(This article originally appeared at Harvard Business Review)
Every now and then, the business world presents us with a lab experiment that we can observe in realtime. Netflix’s announcement that it is splitting off its DVD-by-mail business from its streaming business is just such an experiment. The DVD business will now go by the name Qwikster, and the streaming business will stay under the Netflix brand. It isClayton Christensen’s innovator’s dilemma incarnate, and Netflix is very publicly trying to solve it. Like its 60% price increase did earlier this year, this move is understandably causing consternation amongst some customers. It’s a bold move, one that will cost them in the near term, but Netflix I’m sure has done the calculus and is looking at the endgame 5-10 years out, not 5-10 months.
In his blog post about the split, Hastings says:
“For the past five years, my greatest fear at Netflix has been that we wouldn’t make the leap from success in DVDs to success in streaming. Most companies that are great at something — like AOL dial-up or Borders bookstores — do not become great at new things people want (streaming for us) because they are afraid to hurt their initial business. Eventually these companies realize their error of not focusing enough on the new thing, and then the company fights desperately and hopelessly to recover. Companies rarely die from moving too fast, and they frequently die from moving too slowly.”
Hastings goes on to acknowledge, “It is possible we are moving too fast — it is hard to say.” This is frank admission of the complexity of the strategic landscape. The media content and distribution business is in a period of massive flux, and while we can say with near certainty what the end state will be, near-term predictions are hard to make.
About five years ago I did this somewhat tongue-in-cheek “timeline” of pivot points for a client in the TV business:
Half-jokingly it made the point that there is a giant hairball of complexity, consolidation and confusion that the industry is going to have to go through, but if you can survive that, the obvious end state will be that any piece of media will be available whenever an individual wants, wherever they are, on any device they like. (We’re about half way through the hairball at this point with DVD Rental vs Video-on-Demand being the current pivot point. I over-estimated the speeds at which changes would settle out, but it was never meant to be a precise timeline, just directional.)
Now consider this: there are over 200 job openings at Netflix headquarters alone (compare this to 61 openings at competitor Hulu, at all its locations.) The vast, vast majority of these are for software development of one sort or another to support the streaming business. Netflix is building a platform for the streaming/cloud end game; it is not building for the near term, or DVDs by mail.

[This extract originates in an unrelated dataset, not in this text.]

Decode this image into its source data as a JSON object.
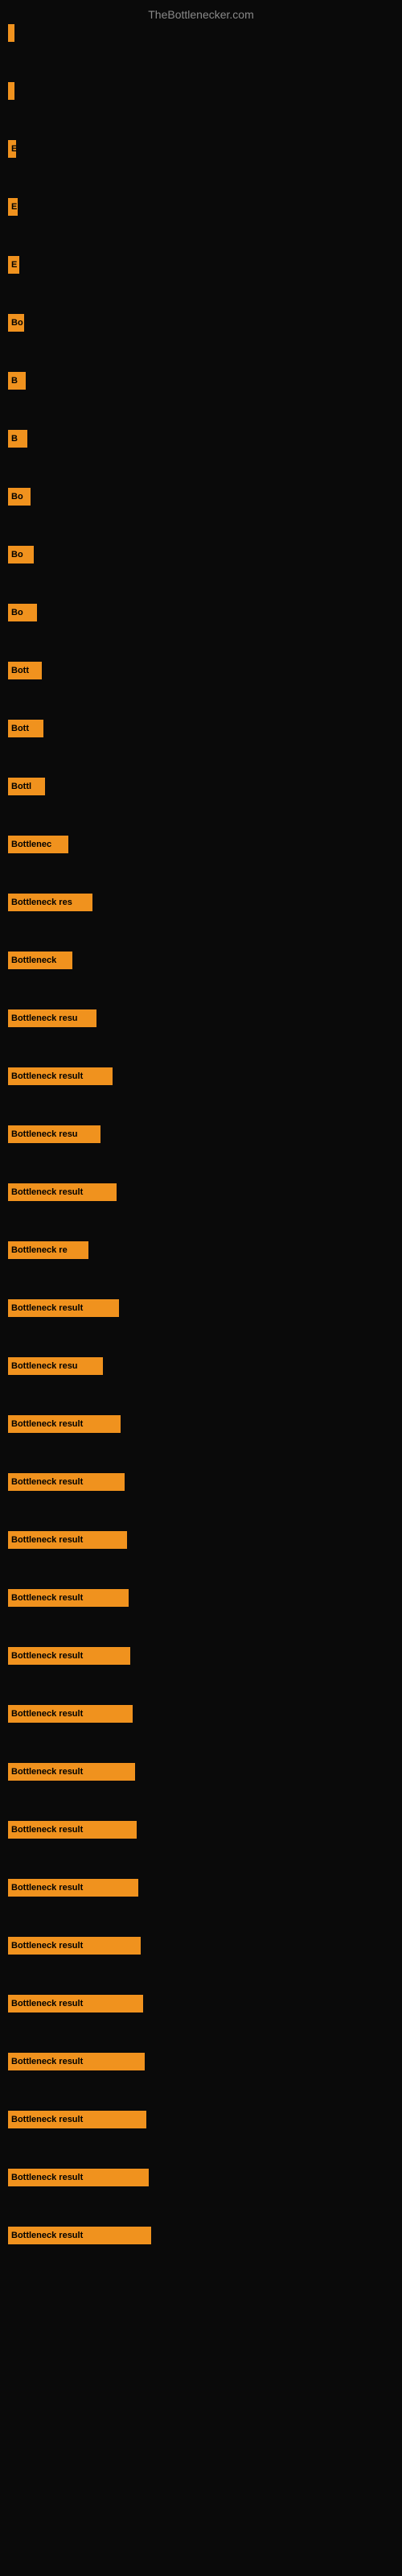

On top of the technical skills, Netflix is building an organization tuned to the needs of a disruptive environment. This presentation on Slideshare (embedded below) paints a fascinating picture of Netflix’s culture (the Slideshare account is under Reed Hastings’ name, but I doubt it’s actually his).
Several things are worth pointing out from this lengthy document:
1. Netflix focuses on increasing “talent density” more rapidly than business complexity increases. This means demanding high performance standards of new hires, paying top dollar for them, and then giving them freedom to use their own judgment in a highly dynamic competitive and service environment.
2. It notes, “Sometimes long-term simplicity is achieved only through bursts of complexity to rework current systems.” This is exactly what Netflix is going through at this point, introducing additional complexity for a period in order to bring longer-term simplicity (i.e., focus only on streaming).
3. Netflix’s focus is on “rapid recovery”: recognize problems when they occur and fix them quickly, rather than try to predict every outcome ahead of time. This mirrors Hastings’s statement about possibly moving too fast. The presentation goes on to say, “We’re in a creative-inventive market, not a safety-critical market like medicine or nuclear power. You may have heard preventing error is cheaper than fixing it — Yes, in manufacturing or medicine…but not so in creative environments.” Music to any innovator’s ears. Some will call this naive, and certainly there can be downsides if not handled well with customer service (and Netflix has stumbled in this recently, which Hastings admits, then proceeding to clumsily talk about business models and cost structures in his letter to subscribers). But overall it’s the right approach for this context.
It’s hard to know if this document reflects reality. But I give it the benefit of the doubt for a couple of reasons. First, it’s so thorough and consistent in its message. But more important, when it comes to execution Netflix is an outstanding company (the attention to detail put into its user experience is fanatical), that it is clearly getting the best and the brightest, even though it is not the sexiest of tech companies. Netflix has set itself up with just the right type of smart, nimble, curious, and fearless organization that it needs to thrive and outwit competitors in the challenging times ahead.
Netflix will be roundly criticized from many quarters for its bold move, and it will upset and probably lose many customers. But it’s the long-term endgame that Netflix is playing for. No one ever said self-cannibalization is painless.